Introducing Wales

It’s no surprise this small country has made a big impression on everyone from poets to explorers. With hidden waterfalls and hilltop castles, dramatic valleys and secluded bays, Wales’s landscapes enchant from first sight. After all, it has three National Parks to its name. Set out on the trail of legends or follow your nose to irresistible food. Discover timeless market towns and cosmopolitan cities. Fill your holiday with adventure – or with Welsh cakes, shore-fresh seafood and plenty of relaxation in the comfort of a luxury hotel. 


Practical Information

Capital city

Pound sterling (in £5, £10, £20 and £50 notes).

Craft beer producers to Michelin-starred chefs are putting Wales on the contemporary culinary map. But its food heritage is just as strong – with familiar favourites including bara brith and rarebit.

Tipping etiquette
You may spot a service charge on some restaurant bills. If not, tipping 10-15% for top service is polite – but not essential.

Saying hello
You’ll hear Welsh (Cymraeg) and English spoken across the country. So you can say “hello” or “s’mae” – or “bore da” in the morning.
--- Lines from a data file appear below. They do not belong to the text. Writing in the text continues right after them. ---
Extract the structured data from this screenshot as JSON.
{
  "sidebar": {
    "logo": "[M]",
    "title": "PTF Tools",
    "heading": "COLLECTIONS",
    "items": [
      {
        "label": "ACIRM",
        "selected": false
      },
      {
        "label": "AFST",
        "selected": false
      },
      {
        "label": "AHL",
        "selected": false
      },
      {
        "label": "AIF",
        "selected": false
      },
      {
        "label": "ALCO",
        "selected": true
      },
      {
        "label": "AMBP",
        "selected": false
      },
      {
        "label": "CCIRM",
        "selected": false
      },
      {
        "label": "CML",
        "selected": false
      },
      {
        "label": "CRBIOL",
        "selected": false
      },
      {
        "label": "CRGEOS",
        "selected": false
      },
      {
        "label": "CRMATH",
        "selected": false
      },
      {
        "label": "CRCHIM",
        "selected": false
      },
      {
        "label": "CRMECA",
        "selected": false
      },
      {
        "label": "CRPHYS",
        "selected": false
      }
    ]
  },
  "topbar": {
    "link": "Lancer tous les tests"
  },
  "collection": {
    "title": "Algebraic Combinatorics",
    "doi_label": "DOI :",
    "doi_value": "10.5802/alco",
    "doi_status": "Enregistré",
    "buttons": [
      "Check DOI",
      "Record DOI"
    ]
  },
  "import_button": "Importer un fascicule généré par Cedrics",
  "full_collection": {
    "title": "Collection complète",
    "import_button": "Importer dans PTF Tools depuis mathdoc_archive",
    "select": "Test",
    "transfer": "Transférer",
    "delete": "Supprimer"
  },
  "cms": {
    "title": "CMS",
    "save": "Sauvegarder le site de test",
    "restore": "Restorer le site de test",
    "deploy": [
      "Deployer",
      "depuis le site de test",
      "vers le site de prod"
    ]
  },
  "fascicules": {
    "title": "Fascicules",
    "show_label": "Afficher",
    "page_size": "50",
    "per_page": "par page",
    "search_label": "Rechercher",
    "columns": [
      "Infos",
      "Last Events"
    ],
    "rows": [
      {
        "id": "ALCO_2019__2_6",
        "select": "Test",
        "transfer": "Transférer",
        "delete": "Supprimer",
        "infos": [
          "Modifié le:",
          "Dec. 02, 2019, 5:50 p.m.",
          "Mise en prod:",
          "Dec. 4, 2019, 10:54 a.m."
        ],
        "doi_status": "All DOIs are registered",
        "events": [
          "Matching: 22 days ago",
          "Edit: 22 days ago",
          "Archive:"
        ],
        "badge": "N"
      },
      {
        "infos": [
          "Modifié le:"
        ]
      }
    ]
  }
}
When To Go

Plan your trip to Wales to coincide with a festival. From real ale to fresh oysters, literature to folk music, this country’s calendar is brimming with inspiring events. If you like being outdoors, there’s rarely a bad time to visit. Spring and Summer are made for hiking or sauntering along the coastal paths. But don’t discount the colder months, when frosty days leave Welsh mountains snow-capped – and the pubs particularly inviting.


Top Tip from SLH

Look for tell-tale clouds of steam that show you’re near a heritage railway line in Wales. A trip through the countryside on a vintage train is pure romance.